Evidence-Based Practice Guidelines and Systematic Reviews: little bit of reading, whole lot of reward!
What’s the #1 thing SLPs cite as a barrier to knowing the research evidence? Time constraints (Hoffman et al., 2013; Nail-Chewetalu & Ratner, 2006). And of course we can't magically gift ourselves several extra hours per week. But even saving a little time, with things like EBP guidelines (Fey, 2006), can help! Overall, reading EBP guidelines and systematic reviews is a whole lot more manageable than trying to learn something new by approaching the topic cold, attempting to search databases, and digging for relevant articles.
So, without further ado—our favorite resources for EBP Guidelines & Systematic Reviews:
ASHA Practice Portal (Speech–Language Pathology)
Similar to information you’d find in a newly-published textbook, but shorter. Represents a broad consensus on what we know about a certain topic to-date. A good place to start to make sure you know what you’re doing, but often not enough information for experienced clinicians.
ASHA’s Systematic Review Page (Speech–Language Pathology)
Nothing fancy, just links to good stuff!
Autism PDD’s EBP Guides (Autism)
Note that these are videos, and you have to create a login to view them. But it’s FREE!
Best Evidence Encyclopedia (Education)
For educators. And because it’s educationally-focused, you will only find topics that have overlap with educators’ scope (so: reading, yes; stuttering: no).
Campbell Collaboration (Social–Economic)
A database of systematic reviews on social–economic issues.
Cochrane Database of Systematic Reviews (Medical)
Another database of systematic reviews, but bigger, and with a medical focus. NOTE: There aren’t many reviews here that are clearly applicable to school-based SLPs, but tons appropriate for hospital-based SLPs (e.g. on feeding, stroke, etc.) It’s truly one of the top resources for health care research reviews.
MUSEC Briefings (Special Education)
From Macquarie University
Pearson EBP Briefs (Speech–Language Pathology)
Pearson *knows us*.
U.S. Department of Health & Human Services National Guideline Clearinghouse (Medical)
Medical resource; but still over 30 guidelines for speech–language pathologists.
What Works Clearinghouse (Education)
Another educationally-focused one. But the reports are fantastic (e.g. here).
Happy reading, #slpeeps!
Oh, and P.S.
To avoid that 'holy crap this is a ton of reading' feeling... which often results in giving up, we recommend this:

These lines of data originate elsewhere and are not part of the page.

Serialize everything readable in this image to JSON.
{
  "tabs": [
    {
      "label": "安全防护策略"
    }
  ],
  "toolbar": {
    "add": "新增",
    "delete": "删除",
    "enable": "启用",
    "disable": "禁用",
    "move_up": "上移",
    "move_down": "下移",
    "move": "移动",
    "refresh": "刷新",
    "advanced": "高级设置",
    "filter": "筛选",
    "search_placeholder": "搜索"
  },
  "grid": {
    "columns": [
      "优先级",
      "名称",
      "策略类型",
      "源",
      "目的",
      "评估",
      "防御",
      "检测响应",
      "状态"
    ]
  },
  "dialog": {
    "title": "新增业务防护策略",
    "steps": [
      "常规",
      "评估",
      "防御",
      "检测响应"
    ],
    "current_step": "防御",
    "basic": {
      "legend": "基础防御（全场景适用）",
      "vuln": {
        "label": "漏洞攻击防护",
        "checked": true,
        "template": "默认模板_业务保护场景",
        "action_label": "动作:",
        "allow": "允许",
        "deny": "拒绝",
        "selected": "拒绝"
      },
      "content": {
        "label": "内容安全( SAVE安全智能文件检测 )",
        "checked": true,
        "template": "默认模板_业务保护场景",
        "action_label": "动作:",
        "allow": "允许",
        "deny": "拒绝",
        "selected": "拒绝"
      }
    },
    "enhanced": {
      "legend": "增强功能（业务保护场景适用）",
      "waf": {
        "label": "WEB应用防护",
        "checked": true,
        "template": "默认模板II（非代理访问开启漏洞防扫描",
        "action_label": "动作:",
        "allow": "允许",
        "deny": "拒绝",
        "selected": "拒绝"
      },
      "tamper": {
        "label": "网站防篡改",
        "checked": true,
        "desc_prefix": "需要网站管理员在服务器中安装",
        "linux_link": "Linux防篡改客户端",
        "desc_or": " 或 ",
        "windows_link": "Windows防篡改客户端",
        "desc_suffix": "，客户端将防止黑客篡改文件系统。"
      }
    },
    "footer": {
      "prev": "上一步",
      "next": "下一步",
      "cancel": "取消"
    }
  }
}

Fey, M. (2006). Commentary on “Making Evidence-Based Decisions About Child Language Intervention in Schools” by Gillam and Gillam. Language, Speech, and Hearing Services in Schools, 37, 316–319.
Hoffman, L.M., Ireland, M., Hall-Mills, S., Flynn, P. (2013). Evidence-based speech-language pathology practices in schools: findings from a national survey. Language, Speech, and Hearing Services in Schools, 44, 266–280.
Nail-Chiwetalu, B., & Bernstein Ratner, N. (2006). Information literacy for speech-language pathologists: a key to evidence-based practice. Language, Speech and Hearing Services in Schools, 37, 157–167.